The meeting was hosted by the West Loop Community Organization and 27th Ward Alderman Walter Burnett Jr.
Like many West Loop meetings where building height is at issue, this one had its share of drama.
During the public comment portion of the session, more than a dozen residents spoke about their affection for the neighborhood character and how low-rise buildings keep that neighborhood feeling intact. Anything above 12 stories made them uneasy.
The proposed development, an apartment building, will top off at 15 stories. That makes it one of the taller structures west of Halsted Street. Mostly, the residents who spoke out worried about a domino effect. Their concern: the next proposal would be 17 stories, then 20.
Originally, the Gateway Phase II development was zoned even higher than that, as a 22-story 250-foot high structure, to house a hotel.

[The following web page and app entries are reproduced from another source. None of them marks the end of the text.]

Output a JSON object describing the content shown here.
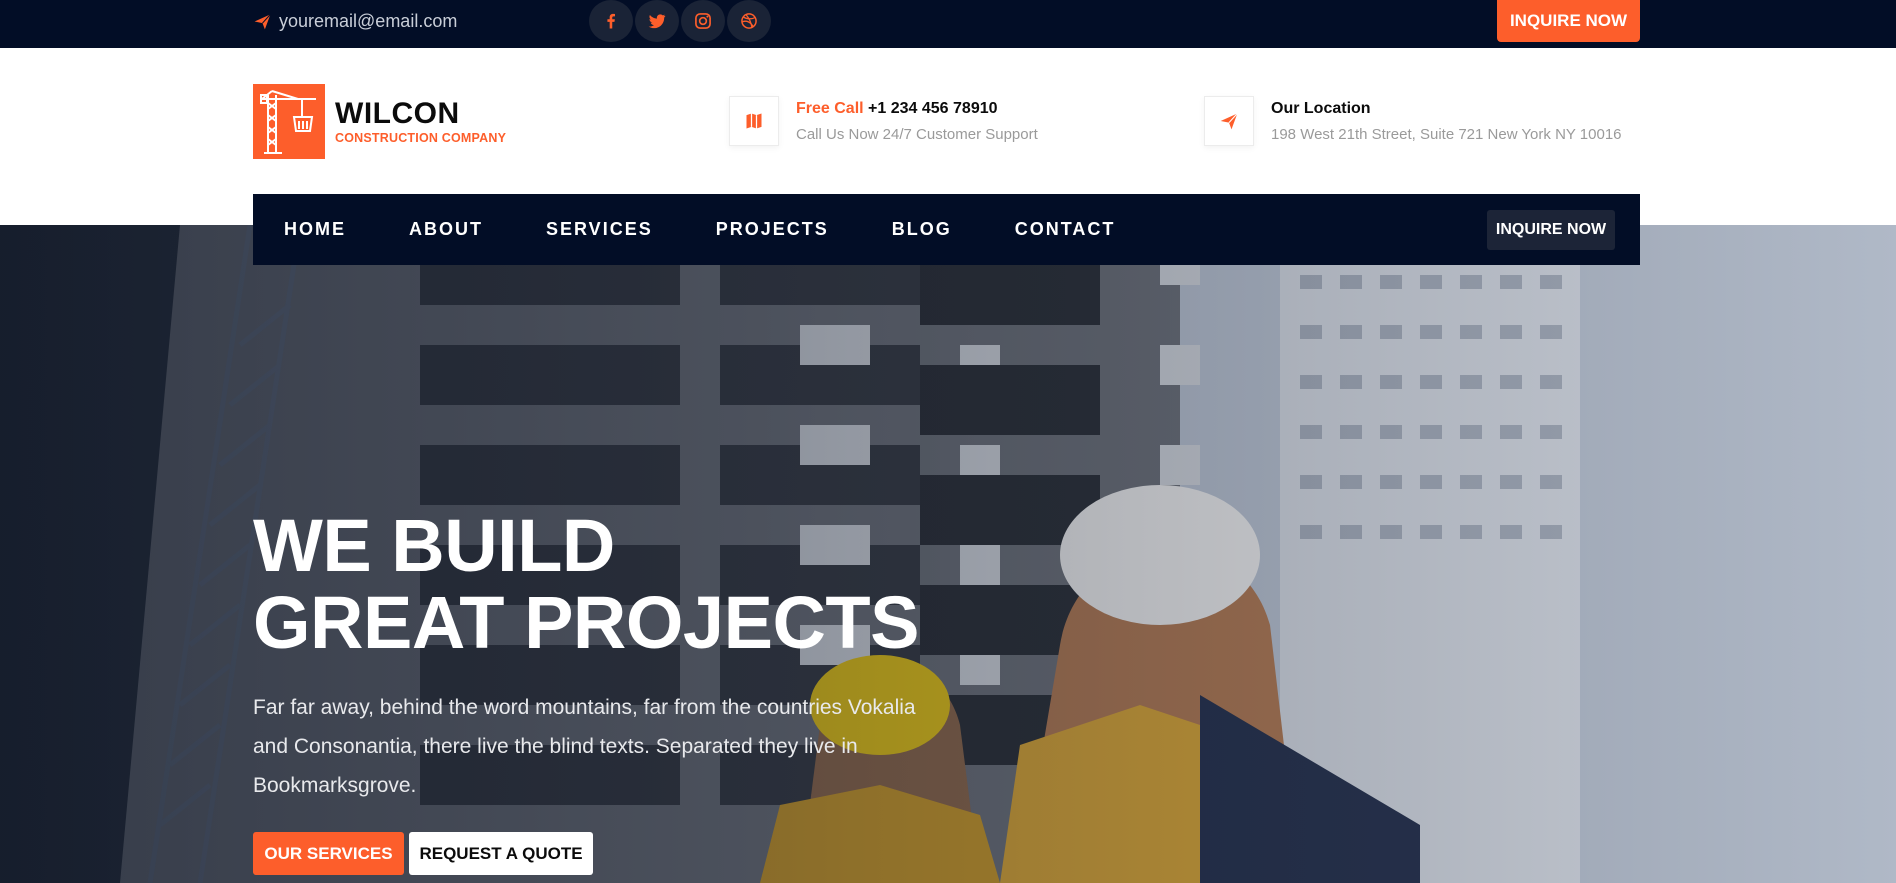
{
  "topbar": {
    "email": "youremail@email.com",
    "socials": [
      "facebook-icon",
      "twitter-icon",
      "instagram-icon",
      "dribbble-icon"
    ],
    "inquire_label": "INQUIRE NOW"
  },
  "brand": {
    "name": "WILCON",
    "tagline": "CONSTRUCTION COMPANY"
  },
  "contact": {
    "call_label": "Free Call",
    "phone": "+1 234 456 78910",
    "call_sub": "Call Us Now 24/7 Customer Support",
    "location_label": "Our Location",
    "address": "198 West 21th Street, Suite 721 New York NY 10016"
  },
  "nav": {
    "items": [
      "HOME",
      "ABOUT",
      "SERVICES",
      "PROJECTS",
      "BLOG",
      "CONTACT"
    ],
    "inquire_label": "INQUIRE NOW"
  },
  "hero": {
    "title_line1": "WE BUILD",
    "title_line2": "GREAT PROJECTS",
    "text": "Far far away, behind the word mountains, far from the countries Vokalia and Consonantia, there live the blind texts. Separated they live in Bookmarksgrove.",
    "primary_button": "OUR SERVICES",
    "secondary_button": "REQUEST A QUOTE"
  },
  "colors": {
    "accent": "#fd5e2b",
    "navy": "#020d26"
  }
}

The developer, Taxman Corporation, was close to a deal with Hyatt, but the developer says the hotel chain withdrew just before closing. Negotiations continued with other potential hoteliers but none felt the West Loop location fit their plans.
Then, last February, the developer offered a revised plan, 20 stories, and a height of 200 feet. It would be an apartment building rather than a hotel. Residents at that meeting were vocal and nearly all unhappy with the plan. Their displeasure at that time was related to the height of the proposed structure.
At last night’s meeting the latest version of the Gateway Phase II was revealed. Architect Joe Antunovich of the local firm Antunovich Associates offered a description and renderings of the development. It’s still an apartment building, but its height is now 175 feet.
The first level will hold retail space and parking, with two more levels of parking above that. Twelve stories above the parking levels will have studio, one bedroom and two bedroom apartments ranging from 797 square feet to 1,077 square feet.
Following the brief presentation by Antunovich, residents offered their critique of the building. Nearly all were unhappy with the 15-story structure as described.
Complicating matters was the fact that the original zoning is still in effect. If a hotelier appeared and showed interest in the property, Taxman Corporation could move forward with a 250-foot high, 22-story structure. None of the residents found that possibility appealing.
Taxman Corporation founder Seymour “Sy” Taxman huddled with Antunovich. He then spoke with Burnett, who told the audience Taxman would be willing to shave off five feet for a height of 170 feet, but still 15 stories.
His offer didn’t initially sway the audience. Residents found anything above 12 stories to be a tipping point they couldn’t accept.
There were offers of acceptance if Alderman Burnett would lead his fellow West Loop aldermen toward a height limit on future West Loop developments. Burnett said he’d talk to the other aldermen but he couldn’t make any guarantees.
Nearing the two-hour mark of the meeting, Sy Taxman spoke directly to the audience.
“This building has been squeezed and squeezed and squeezed,” Taxman said. “It’s down to the bare bones. I’m standing here today and I’m begging you to give me a positive vote. I’ll deliver 170 feet. I’m asking this community group to vote up or down.”
Burnett called for a vote, and the audience gave it a thumbs-up.